Matthew Hall March 30, 2012
Wanted... citizens are being asked to spot 'fugitives' and share information via social media.
The public are enlisted to help fight crime online.
The United States government is backing an international social media experiment in which participants search for "suspects" in a simulated law enforcement manhunt.
Dubbed "Tag Challenge", the competition hopes to harness the potential power of social media to search for fictional fugitives in five cities across the US and Europe.
The project is the brainchild of American graduate students. The US State Department has backed it as part of a international engagement program – the Young Leaders Dialogue with America – that focuses on transatlantic security, climate change, and tolerance and diversity.
"I like to think of the Tag Challenge as an experiment to see if modern technology enables citizens to contribute to public safety issues that require real-time intelligence," said Steve Miller, a Tag Challenge creator.
"We have framed the challenge around a fictional fugitive hunt, which is not exactly a novel concept. In the days of the Wild West, the local sheriff or a US Marshall would put up 'wanted' posters in the hope that people could help bring criminals to justice.
"150 years later, with the internet and social networks, we now have the ability to collaborate and share information quickly and efficiently, which could make this process faster."
Inspired by the DARPA Network Challenge, a similar competition that tracked balloons across the US, live "suspects" will roam Washington DC, New York City, London, Stockholm, and Slovenia's capital Bratislava on March 31.
Encouraging cooperation and the use of social media and networking, the first transnational team to locate and photograph the fugitives in all five cities will win $US5000.
"People participate in these social networks because they want to contribute, and to be part of something greater than themselves," Miller said. "It makes sense to harness that power to solve real-world, time-sensitive, problems like finding missing persons or responding to natural disasters.
"In the past few years, we have seen social networks used for both of these things, so the Tag Challenge emerged out of the need to better understand issues that surround mobilising public participation and extracting actionable information."
Open to the public, with only an internet connection required to participate, Tag Challenge is an example of the US government's recognition of the power social media holds as a 21st century engagement tool.
"Nearly all our overseas missions are engaged in social media and trying to maximise their potential for bringing people together in a way that promotes understanding of the US," said Jeffrey Jamison, an official with the State Department.
The competition is also planned to test the potential use of social media in locating missing persons but, while this year is the first time Tag Challenge has been held, organisers are aware results may be intangible and inconclusive.
In other words, no one knows what may happen.
"We're hoping to see whether it is possible [to locate all the suspects], where otherwise ordinary citizens can make a contribution." Miller said. "The domain of security is not exclusively law enforcement."
And, yes, Miller is aware the project may spark concern and debate about online – and offline – privacy.
"Everyone is concerned with privacy, particularly around information shared online, and rightfully so, but the Tag Challenge is not about tracking people on social media or digging into personal informational online," he said.
"Participants may be collaborating around the world using social networks but it will most likely be the eyes on the ground that locate the missing persons in the real, physical space.
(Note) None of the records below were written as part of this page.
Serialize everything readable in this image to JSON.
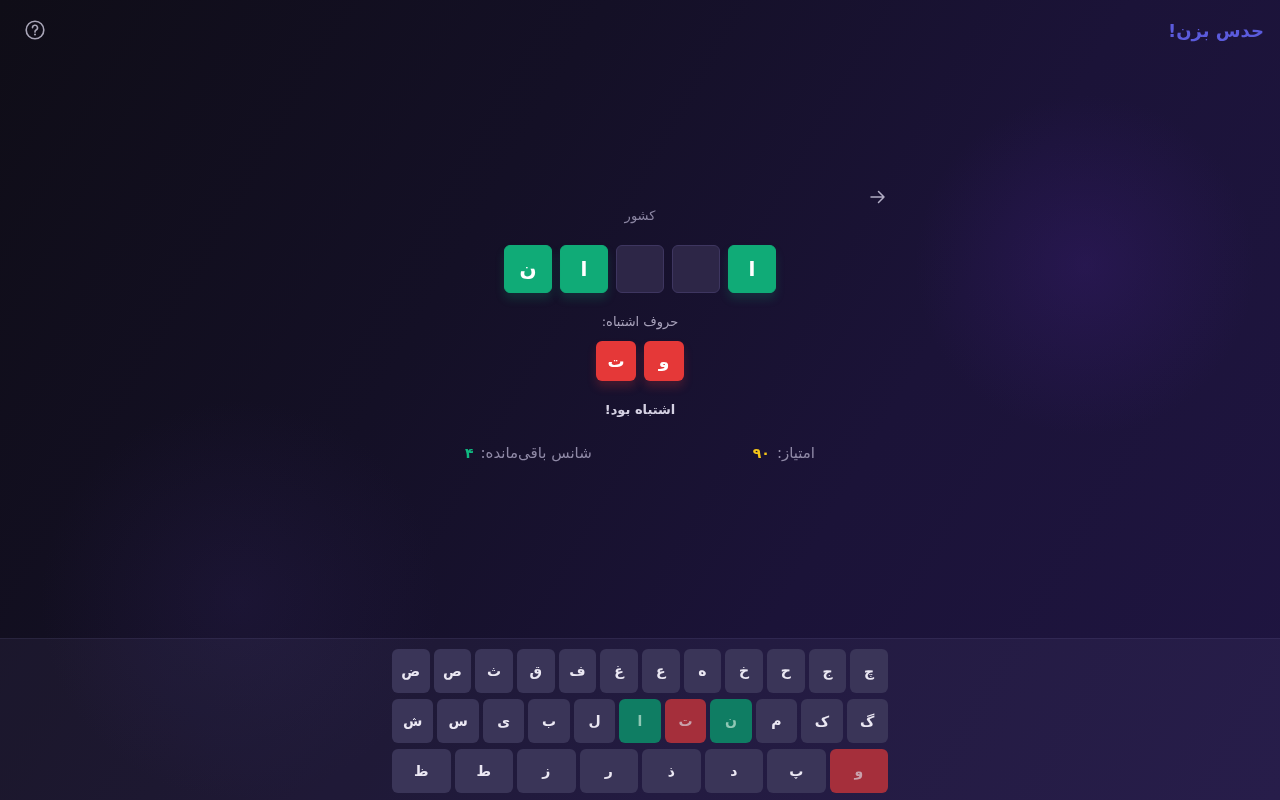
{
  "header": {
    "title": "حدس بزن!"
  },
  "game": {
    "category": "کشور",
    "slots": [
      {
        "letter": "ا",
        "revealed": true
      },
      {
        "revealed": false
      },
      {
        "revealed": false
      },
      {
        "letter": "ا",
        "revealed": true
      },
      {
        "letter": "ن",
        "revealed": true
      }
    ],
    "wrong_label": "حروف اشتباه:",
    "wrong_letters": [
      "و",
      "ت"
    ],
    "message": "اشتباه بود!",
    "stats": [
      {
        "label": "امتیاز:",
        "value": "۹۰",
        "color": "#f5c518"
      },
      {
        "label": "شانس باقی‌مانده:",
        "value": "۴",
        "color": "#10b981"
      }
    ]
  },
  "keyboard": {
    "rows": [
      {
        "keys": [
          {
            "key": "چ",
            "correct": false,
            "wrong": false
          },
          {
            "key": "ج",
            "correct": false,
            "wrong": false
          },
          {
            "key": "ح",
            "correct": false,
            "wrong": false
          },
          {
            "key": "خ",
            "correct": false,
            "wrong": false
          },
          {
            "key": "ه",
            "correct": false,
            "wrong": false
          },
          {
            "key": "ع",
            "correct": false,
            "wrong": false
          },
          {
            "key": "غ",
            "correct": false,
            "wrong": false
          },
          {
            "key": "ف",
            "correct": false,
            "wrong": false
          },
          {
            "key": "ق",
            "correct": false,
            "wrong": false
          },
          {
            "key": "ث",
            "correct": false,
            "wrong": false
          },
          {
            "key": "ص",
            "correct": false,
            "wrong": false
          },
          {
            "key": "ض",
            "correct": false,
            "wrong": false
          }
        ]
      },
      {
        "keys": [
          {
            "key": "گ",
            "correct": false,
            "wrong": false
          },
          {
            "key": "ک",
            "correct": false,
            "wrong": false
          },
          {
            "key": "م",
            "correct": false,
            "wrong": false
          },
          {
            "key": "ن",
            "correct": true,
            "wrong": false
          },
          {
            "key": "ت",
            "correct": false,
            "wrong": true
          },
          {
            "key": "ا",
            "correct": true,
            "wrong": false
          },
          {
            "key": "ل",
            "correct": false,
            "wrong": false
          },
          {
            "key": "ب",
            "correct": false,
            "wrong": false
          },
          {
            "key": "ی",
            "correct": false,
            "wrong": false
          },
          {
            "key": "س",
            "correct": false,
            "wrong": false
          },
          {
            "key": "ش",
            "correct": false,
            "wrong": false
          }
        ]
      },
      {
        "keys": [
          {
            "key": "و",
            "correct": false,
            "wrong": true
          },
          {
            "key": "پ",
            "correct": false,
            "wrong": false
          },
          {
            "key": "د",
            "correct": false,
            "wrong": false
          },
          {
            "key": "ذ",
            "correct": false,
            "wrong": false
          },
          {
            "key": "ر",
            "correct": false,
            "wrong": false
          },
          {
            "key": "ز",
            "correct": false,
            "wrong": false
          },
          {
            "key": "ط",
            "correct": false,
            "wrong": false
          },
          {
            "key": "ظ",
            "correct": false,
            "wrong": false
          }
        ]
      }
    ]
  }
}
This is simply taking the Neighbourhood Watch idea to a bigger, international stage."
Mobile devices and social media are already providing assistance to law enforcement agencies in Australia and the United Kingdom.
A mobile application linked to Crimestoppers has been recently launched in those countries in an effort to connect local communities with police and assist in reporting crime.
"It is a great way for people to send us a message and support it with a picture, anywhere, anytime," said Assistant Commissioner Peter Barrie of the New South Wales Police.